> Material provided
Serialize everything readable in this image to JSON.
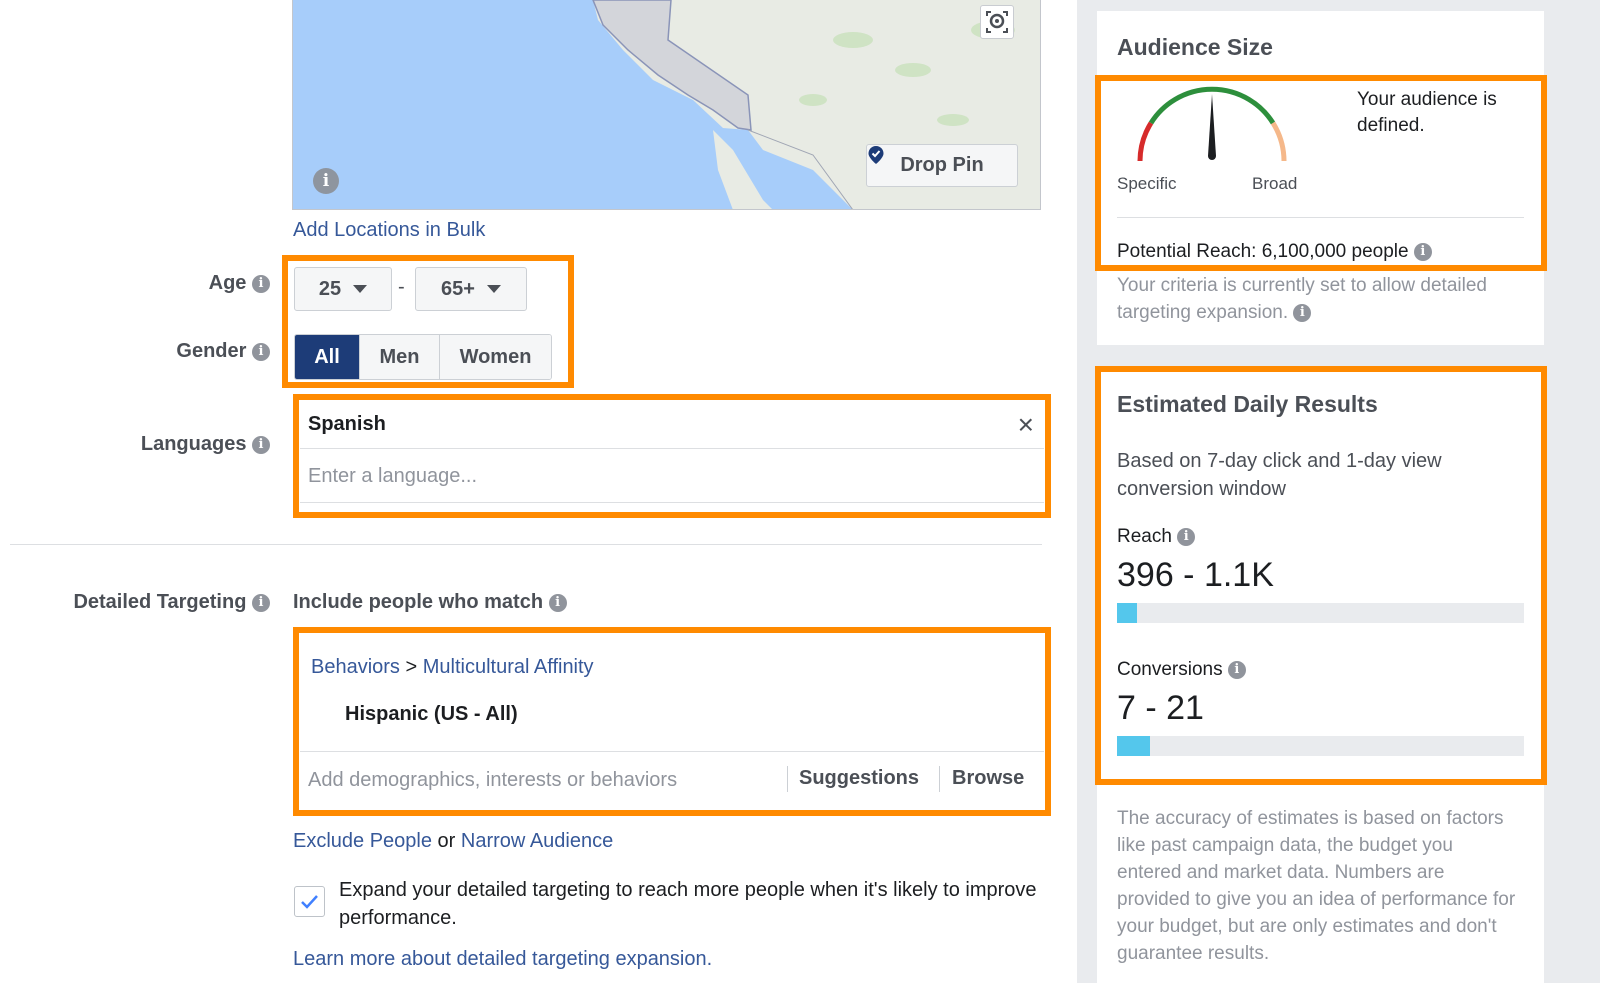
{
  "location": {
    "drop_pin_label": "Drop Pin",
    "add_bulk_link": "Add Locations in Bulk"
  },
  "age": {
    "label": "Age",
    "min": "25",
    "separator": "-",
    "max": "65+"
  },
  "gender": {
    "label": "Gender",
    "options": [
      "All",
      "Men",
      "Women"
    ],
    "selected": "All"
  },
  "languages": {
    "label": "Languages",
    "selected": "Spanish",
    "placeholder": "Enter a language..."
  },
  "detailed_targeting": {
    "label": "Detailed Targeting",
    "include_label": "Include people who match",
    "path": [
      "Behaviors",
      "Multicultural Affinity"
    ],
    "path_separator": ">",
    "item": "Hispanic (US - All)",
    "placeholder": "Add demographics, interests or behaviors",
    "suggestions_label": "Suggestions",
    "browse_label": "Browse",
    "exclude_link": "Exclude People",
    "or_text": "or",
    "narrow_link": "Narrow Audience",
    "expand_text": "Expand your detailed targeting to reach more people when it's likely to improve performance.",
    "expand_checked": true,
    "learn_more_link": "Learn more about detailed targeting expansion."
  },
  "audience_size": {
    "title": "Audience Size",
    "status": "Your audience is defined.",
    "specific_label": "Specific",
    "broad_label": "Broad",
    "potential_reach": "Potential Reach: 6,100,000 people",
    "criteria_text": "Your criteria is currently set to allow detailed targeting expansion."
  },
  "estimated_daily_results": {
    "title": "Estimated Daily Results",
    "subtitle": "Based on 7-day click and 1-day view conversion window",
    "reach_label": "Reach",
    "reach_value": "396 - 1.1K",
    "reach_fill_fraction": 0.05,
    "conversions_label": "Conversions",
    "conversions_value": "7 - 21",
    "conversions_fill_fraction": 0.08,
    "disclaimer": "The accuracy of estimates is based on factors like past campaign data, the budget you entered and market data. Numbers are provided to give you an idea of performance for your budget, but are only estimates and don't guarantee results."
  },
  "colors": {
    "highlight": "#ff8a00",
    "link": "#365899",
    "selected_segment": "#1d3c78",
    "bar_fill": "#54c7ec"
  }
}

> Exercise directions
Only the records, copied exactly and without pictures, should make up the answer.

> Result of the exercise
Serialize everything readable in this image to JSON.
{
  "location": {
    "drop_pin_label": "Drop Pin",
    "add_bulk_link": "Add Locations in Bulk"
  },
  "age": {
    "label": "Age",
    "min": "25",
    "separator": "-",
    "max": "65+"
  },
  "gender": {
    "label": "Gender",
    "options": [
      "All",
      "Men",
      "Women"
    ],
    "selected": "All"
  },
  "languages": {
    "label": "Languages",
    "selected": "Spanish",
    "placeholder": "Enter a language..."
  },
  "detailed_targeting": {
    "label": "Detailed Targeting",
    "include_label": "Include people who match",
    "path": [
      "Behaviors",
      "Multicultural Affinity"
    ],
    "path_separator": ">",
    "item": "Hispanic (US - All)",
    "placeholder": "Add demographics, interests or behaviors",
    "suggestions_label": "Suggestions",
    "browse_label": "Browse",
    "exclude_link": "Exclude People",
    "or_text": "or",
    "narrow_link": "Narrow Audience",
    "expand_text": "Expand your detailed targeting to reach more people when it's likely to improve performance.",
    "expand_checked": true,
    "learn_more_link": "Learn more about detailed targeting expansion."
  },
  "audience_size": {
    "title": "Audience Size",
    "status": "Your audience is defined.",
    "specific_label": "Specific",
    "broad_label": "Broad",
    "potential_reach": "Potential Reach: 6,100,000 people",
    "criteria_text": "Your criteria is currently set to allow detailed targeting expansion."
  },
  "estimated_daily_results": {
    "title": "Estimated Daily Results",
    "subtitle": "Based on 7-day click and 1-day view conversion window",
    "reach_label": "Reach",
    "reach_value": "396 - 1.1K",
    "reach_fill_fraction": 0.05,
    "conversions_label": "Conversions",
    "conversions_value": "7 - 21",
    "conversions_fill_fraction": 0.08,
    "disclaimer": "The accuracy of estimates is based on factors like past campaign data, the budget you entered and market data. Numbers are provided to give you an idea of performance for your budget, but are only estimates and don't guarantee results."
  },
  "colors": {
    "highlight": "#ff8a00",
    "link": "#365899",
    "selected_segment": "#1d3c78",
    "bar_fill": "#54c7ec"
  }
}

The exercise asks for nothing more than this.